Restate all entries exactly.

» Web page and app entries:
※ ※ ※
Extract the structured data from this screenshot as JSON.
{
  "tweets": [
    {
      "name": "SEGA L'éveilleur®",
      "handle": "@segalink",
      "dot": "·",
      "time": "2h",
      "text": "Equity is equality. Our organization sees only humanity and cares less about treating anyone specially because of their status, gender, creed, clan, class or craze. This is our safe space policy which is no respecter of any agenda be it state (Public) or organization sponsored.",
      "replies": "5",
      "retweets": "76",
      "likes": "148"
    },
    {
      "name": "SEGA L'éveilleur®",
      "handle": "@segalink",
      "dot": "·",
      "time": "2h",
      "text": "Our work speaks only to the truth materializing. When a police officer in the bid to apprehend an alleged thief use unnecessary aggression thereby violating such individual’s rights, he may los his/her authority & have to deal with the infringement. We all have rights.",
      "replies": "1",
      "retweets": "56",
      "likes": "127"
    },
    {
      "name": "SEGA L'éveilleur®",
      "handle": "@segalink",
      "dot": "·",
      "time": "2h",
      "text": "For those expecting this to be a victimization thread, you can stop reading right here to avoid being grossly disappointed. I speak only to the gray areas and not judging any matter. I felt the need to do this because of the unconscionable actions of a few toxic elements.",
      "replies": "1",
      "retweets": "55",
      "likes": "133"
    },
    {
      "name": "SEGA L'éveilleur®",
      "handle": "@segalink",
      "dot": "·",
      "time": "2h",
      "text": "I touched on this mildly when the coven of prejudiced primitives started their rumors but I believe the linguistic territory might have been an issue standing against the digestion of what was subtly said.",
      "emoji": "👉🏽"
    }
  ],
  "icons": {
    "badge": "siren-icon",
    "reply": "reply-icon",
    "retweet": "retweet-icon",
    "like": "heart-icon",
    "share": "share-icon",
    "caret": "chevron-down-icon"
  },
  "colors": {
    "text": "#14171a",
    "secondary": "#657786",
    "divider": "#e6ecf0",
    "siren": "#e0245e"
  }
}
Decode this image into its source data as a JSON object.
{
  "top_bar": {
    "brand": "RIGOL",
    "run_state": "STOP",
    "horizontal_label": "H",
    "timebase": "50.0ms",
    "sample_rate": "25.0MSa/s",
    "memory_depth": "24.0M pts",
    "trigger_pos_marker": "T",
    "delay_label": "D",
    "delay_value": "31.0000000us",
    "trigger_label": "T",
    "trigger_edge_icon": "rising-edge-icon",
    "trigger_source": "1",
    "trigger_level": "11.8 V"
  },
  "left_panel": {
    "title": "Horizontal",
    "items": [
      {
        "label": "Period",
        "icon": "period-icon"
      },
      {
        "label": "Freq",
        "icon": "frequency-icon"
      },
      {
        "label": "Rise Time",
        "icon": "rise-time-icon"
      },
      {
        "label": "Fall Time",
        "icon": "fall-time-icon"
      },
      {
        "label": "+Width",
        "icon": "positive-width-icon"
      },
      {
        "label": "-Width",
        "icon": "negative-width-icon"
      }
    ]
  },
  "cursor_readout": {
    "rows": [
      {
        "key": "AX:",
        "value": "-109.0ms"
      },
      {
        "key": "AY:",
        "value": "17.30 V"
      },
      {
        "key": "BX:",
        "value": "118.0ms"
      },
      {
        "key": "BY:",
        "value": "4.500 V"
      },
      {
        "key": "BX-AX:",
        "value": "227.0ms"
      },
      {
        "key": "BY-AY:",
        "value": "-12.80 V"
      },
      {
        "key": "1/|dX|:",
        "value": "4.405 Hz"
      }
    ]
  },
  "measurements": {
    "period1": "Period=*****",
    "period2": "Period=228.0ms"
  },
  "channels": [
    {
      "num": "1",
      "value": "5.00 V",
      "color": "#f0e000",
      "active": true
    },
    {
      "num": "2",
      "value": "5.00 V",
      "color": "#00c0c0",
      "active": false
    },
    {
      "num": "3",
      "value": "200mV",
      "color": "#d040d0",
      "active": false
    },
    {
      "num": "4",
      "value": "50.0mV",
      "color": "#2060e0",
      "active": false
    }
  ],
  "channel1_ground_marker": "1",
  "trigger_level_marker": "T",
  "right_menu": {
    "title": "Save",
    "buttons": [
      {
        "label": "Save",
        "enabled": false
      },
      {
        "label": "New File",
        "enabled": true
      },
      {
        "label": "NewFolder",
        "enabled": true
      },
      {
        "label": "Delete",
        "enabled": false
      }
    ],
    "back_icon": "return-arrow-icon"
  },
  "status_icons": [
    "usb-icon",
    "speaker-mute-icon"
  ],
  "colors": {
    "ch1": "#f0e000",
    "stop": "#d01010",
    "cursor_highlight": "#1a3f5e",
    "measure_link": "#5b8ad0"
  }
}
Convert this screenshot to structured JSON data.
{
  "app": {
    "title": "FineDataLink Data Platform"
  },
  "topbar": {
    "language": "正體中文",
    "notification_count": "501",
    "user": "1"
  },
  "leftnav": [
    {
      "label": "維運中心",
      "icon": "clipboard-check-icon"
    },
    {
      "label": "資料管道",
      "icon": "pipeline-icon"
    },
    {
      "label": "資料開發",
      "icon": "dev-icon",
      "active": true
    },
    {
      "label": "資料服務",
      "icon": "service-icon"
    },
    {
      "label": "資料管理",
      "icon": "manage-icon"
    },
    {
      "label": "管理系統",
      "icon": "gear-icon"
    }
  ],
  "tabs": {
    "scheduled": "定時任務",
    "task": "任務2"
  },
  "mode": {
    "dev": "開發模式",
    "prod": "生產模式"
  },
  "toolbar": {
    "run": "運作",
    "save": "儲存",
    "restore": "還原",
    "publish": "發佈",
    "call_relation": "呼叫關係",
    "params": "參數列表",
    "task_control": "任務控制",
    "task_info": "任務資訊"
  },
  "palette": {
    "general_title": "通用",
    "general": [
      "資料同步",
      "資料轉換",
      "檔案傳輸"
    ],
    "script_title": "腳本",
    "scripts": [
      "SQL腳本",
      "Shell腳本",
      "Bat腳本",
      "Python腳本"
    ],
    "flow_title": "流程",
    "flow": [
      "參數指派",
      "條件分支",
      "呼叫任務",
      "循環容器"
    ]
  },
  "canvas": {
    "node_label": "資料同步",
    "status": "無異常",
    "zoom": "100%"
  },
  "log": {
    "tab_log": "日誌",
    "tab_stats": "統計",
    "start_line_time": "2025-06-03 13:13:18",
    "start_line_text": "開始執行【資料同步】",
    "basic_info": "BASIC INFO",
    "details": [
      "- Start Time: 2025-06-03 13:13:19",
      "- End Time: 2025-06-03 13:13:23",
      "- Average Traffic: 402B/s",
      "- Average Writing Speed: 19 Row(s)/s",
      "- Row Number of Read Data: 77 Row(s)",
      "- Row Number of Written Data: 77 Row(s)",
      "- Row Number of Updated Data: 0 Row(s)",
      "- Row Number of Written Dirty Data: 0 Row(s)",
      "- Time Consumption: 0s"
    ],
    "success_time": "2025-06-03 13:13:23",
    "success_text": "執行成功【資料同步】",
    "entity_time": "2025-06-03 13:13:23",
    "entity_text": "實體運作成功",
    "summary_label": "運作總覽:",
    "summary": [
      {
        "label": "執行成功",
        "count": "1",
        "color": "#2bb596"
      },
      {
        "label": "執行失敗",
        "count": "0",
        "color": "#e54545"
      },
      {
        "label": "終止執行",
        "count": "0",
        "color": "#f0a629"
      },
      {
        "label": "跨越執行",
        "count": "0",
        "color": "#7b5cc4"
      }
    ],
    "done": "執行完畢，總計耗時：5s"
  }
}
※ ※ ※
» Solution to the exercise:
Extract the structured data from this screenshot as JSON.
{
  "tweets": [
    {
      "name": "SEGA L'éveilleur®",
      "handle": "@segalink",
      "dot": "·",
      "time": "2h",
      "text": "Equity is equality. Our organization sees only humanity and cares less about treating anyone specially because of their status, gender, creed, clan, class or craze. This is our safe space policy which is no respecter of any agenda be it state (Public) or organization sponsored.",
      "replies": "5",
      "retweets": "76",
      "likes": "148"
    },
    {
      "name": "SEGA L'éveilleur®",
      "handle": "@segalink",
      "dot": "·",
      "time": "2h",
      "text": "Our work speaks only to the truth materializing. When a police officer in the bid to apprehend an alleged thief use unnecessary aggression thereby violating such individual’s rights, he may los his/her authority & have to deal with the infringement. We all have rights.",
      "replies": "1",
      "retweets": "56",
      "likes": "127"
    },
    {
      "name": "SEGA L'éveilleur®",
      "handle": "@segalink",
      "dot": "·",
      "time": "2h",
      "text": "For those expecting this to be a victimization thread, you can stop reading right here to avoid being grossly disappointed. I speak only to the gray areas and not judging any matter. I felt the need to do this because of the unconscionable actions of a few toxic elements.",
      "replies": "1",
      "retweets": "55",
      "likes": "133"
    },
    {
      "name": "SEGA L'éveilleur®",
      "handle": "@segalink",
      "dot": "·",
      "time": "2h",
      "text": "I touched on this mildly when the coven of prejudiced primitives started their rumors but I believe the linguistic territory might have been an issue standing against the digestion of what was subtly said.",
      "emoji": "👉🏽"
    }
  ],
  "icons": {
    "badge": "siren-icon",
    "reply": "reply-icon",
    "retweet": "retweet-icon",
    "like": "heart-icon",
    "share": "share-icon",
    "caret": "chevron-down-icon"
  },
  "colors": {
    "text": "#14171a",
    "secondary": "#657786",
    "divider": "#e6ecf0",
    "siren": "#e0245e"
  }
}
Decode this image into its source data as a JSON object.
{
  "top_bar": {
    "brand": "RIGOL",
    "run_state": "STOP",
    "horizontal_label": "H",
    "timebase": "50.0ms",
    "sample_rate": "25.0MSa/s",
    "memory_depth": "24.0M pts",
    "trigger_pos_marker": "T",
    "delay_label": "D",
    "delay_value": "31.0000000us",
    "trigger_label": "T",
    "trigger_edge_icon": "rising-edge-icon",
    "trigger_source": "1",
    "trigger_level": "11.8 V"
  },
  "left_panel": {
    "title": "Horizontal",
    "items": [
      {
        "label": "Period",
        "icon": "period-icon"
      },
      {
        "label": "Freq",
        "icon": "frequency-icon"
      },
      {
        "label": "Rise Time",
        "icon": "rise-time-icon"
      },
      {
        "label": "Fall Time",
        "icon": "fall-time-icon"
      },
      {
        "label": "+Width",
        "icon": "positive-width-icon"
      },
      {
        "label": "-Width",
        "icon": "negative-width-icon"
      }
    ]
  },
  "cursor_readout": {
    "rows": [
      {
        "key": "AX:",
        "value": "-109.0ms"
      },
      {
        "key": "AY:",
        "value": "17.30 V"
      },
      {
        "key": "BX:",
        "value": "118.0ms"
      },
      {
        "key": "BY:",
        "value": "4.500 V"
      },
      {
        "key": "BX-AX:",
        "value": "227.0ms"
      },
      {
        "key": "BY-AY:",
        "value": "-12.80 V"
      },
      {
        "key": "1/|dX|:",
        "value": "4.405 Hz"
      }
    ]
  },
  "measurements": {
    "period1": "Period=*****",
    "period2": "Period=228.0ms"
  },
  "channels": [
    {
      "num": "1",
      "value": "5.00 V",
      "color": "#f0e000",
      "active": true
    },
    {
      "num": "2",
      "value": "5.00 V",
      "color": "#00c0c0",
      "active": false
    },
    {
      "num": "3",
      "value": "200mV",
      "color": "#d040d0",
      "active": false
    },
    {
      "num": "4",
      "value": "50.0mV",
      "color": "#2060e0",
      "active": false
    }
  ],
  "channel1_ground_marker": "1",
  "trigger_level_marker": "T",
  "right_menu": {
    "title": "Save",
    "buttons": [
      {
        "label": "Save",
        "enabled": false
      },
      {
        "label": "New File",
        "enabled": true
      },
      {
        "label": "NewFolder",
        "enabled": true
      },
      {
        "label": "Delete",
        "enabled": false
      }
    ],
    "back_icon": "return-arrow-icon"
  },
  "status_icons": [
    "usb-icon",
    "speaker-mute-icon"
  ],
  "colors": {
    "ch1": "#f0e000",
    "stop": "#d01010",
    "cursor_highlight": "#1a3f5e",
    "measure_link": "#5b8ad0"
  }
}
Convert this screenshot to structured JSON data.
{
  "app": {
    "title": "FineDataLink Data Platform"
  },
  "topbar": {
    "language": "正體中文",
    "notification_count": "501",
    "user": "1"
  },
  "leftnav": [
    {
      "label": "維運中心",
      "icon": "clipboard-check-icon"
    },
    {
      "label": "資料管道",
      "icon": "pipeline-icon"
    },
    {
      "label": "資料開發",
      "icon": "dev-icon",
      "active": true
    },
    {
      "label": "資料服務",
      "icon": "service-icon"
    },
    {
      "label": "資料管理",
      "icon": "manage-icon"
    },
    {
      "label": "管理系統",
      "icon": "gear-icon"
    }
  ],
  "tabs": {
    "scheduled": "定時任務",
    "task": "任務2"
  },
  "mode": {
    "dev": "開發模式",
    "prod": "生產模式"
  },
  "toolbar": {
    "run": "運作",
    "save": "儲存",
    "restore": "還原",
    "publish": "發佈",
    "call_relation": "呼叫關係",
    "params": "參數列表",
    "task_control": "任務控制",
    "task_info": "任務資訊"
  },
  "palette": {
    "general_title": "通用",
    "general": [
      "資料同步",
      "資料轉換",
      "檔案傳輸"
    ],
    "script_title": "腳本",
    "scripts": [
      "SQL腳本",
      "Shell腳本",
      "Bat腳本",
      "Python腳本"
    ],
    "flow_title": "流程",
    "flow": [
      "參數指派",
      "條件分支",
      "呼叫任務",
      "循環容器"
    ]
  },
  "canvas": {
    "node_label": "資料同步",
    "status": "無異常",
    "zoom": "100%"
  },
  "log": {
    "tab_log": "日誌",
    "tab_stats": "統計",
    "start_line_time": "2025-06-03 13:13:18",
    "start_line_text": "開始執行【資料同步】",
    "basic_info": "BASIC INFO",
    "details": [
      "- Start Time: 2025-06-03 13:13:19",
      "- End Time: 2025-06-03 13:13:23",
      "- Average Traffic: 402B/s",
      "- Average Writing Speed: 19 Row(s)/s",
      "- Row Number of Read Data: 77 Row(s)",
      "- Row Number of Written Data: 77 Row(s)",
      "- Row Number of Updated Data: 0 Row(s)",
      "- Row Number of Written Dirty Data: 0 Row(s)",
      "- Time Consumption: 0s"
    ],
    "success_time": "2025-06-03 13:13:23",
    "success_text": "執行成功【資料同步】",
    "entity_time": "2025-06-03 13:13:23",
    "entity_text": "實體運作成功",
    "summary_label": "運作總覽:",
    "summary": [
      {
        "label": "執行成功",
        "count": "1",
        "color": "#2bb596"
      },
      {
        "label": "執行失敗",
        "count": "0",
        "color": "#e54545"
      },
      {
        "label": "終止執行",
        "count": "0",
        "color": "#f0a629"
      },
      {
        "label": "跨越執行",
        "count": "0",
        "color": "#7b5cc4"
      }
    ],
    "done": "執行完畢，總計耗時：5s"
  }
}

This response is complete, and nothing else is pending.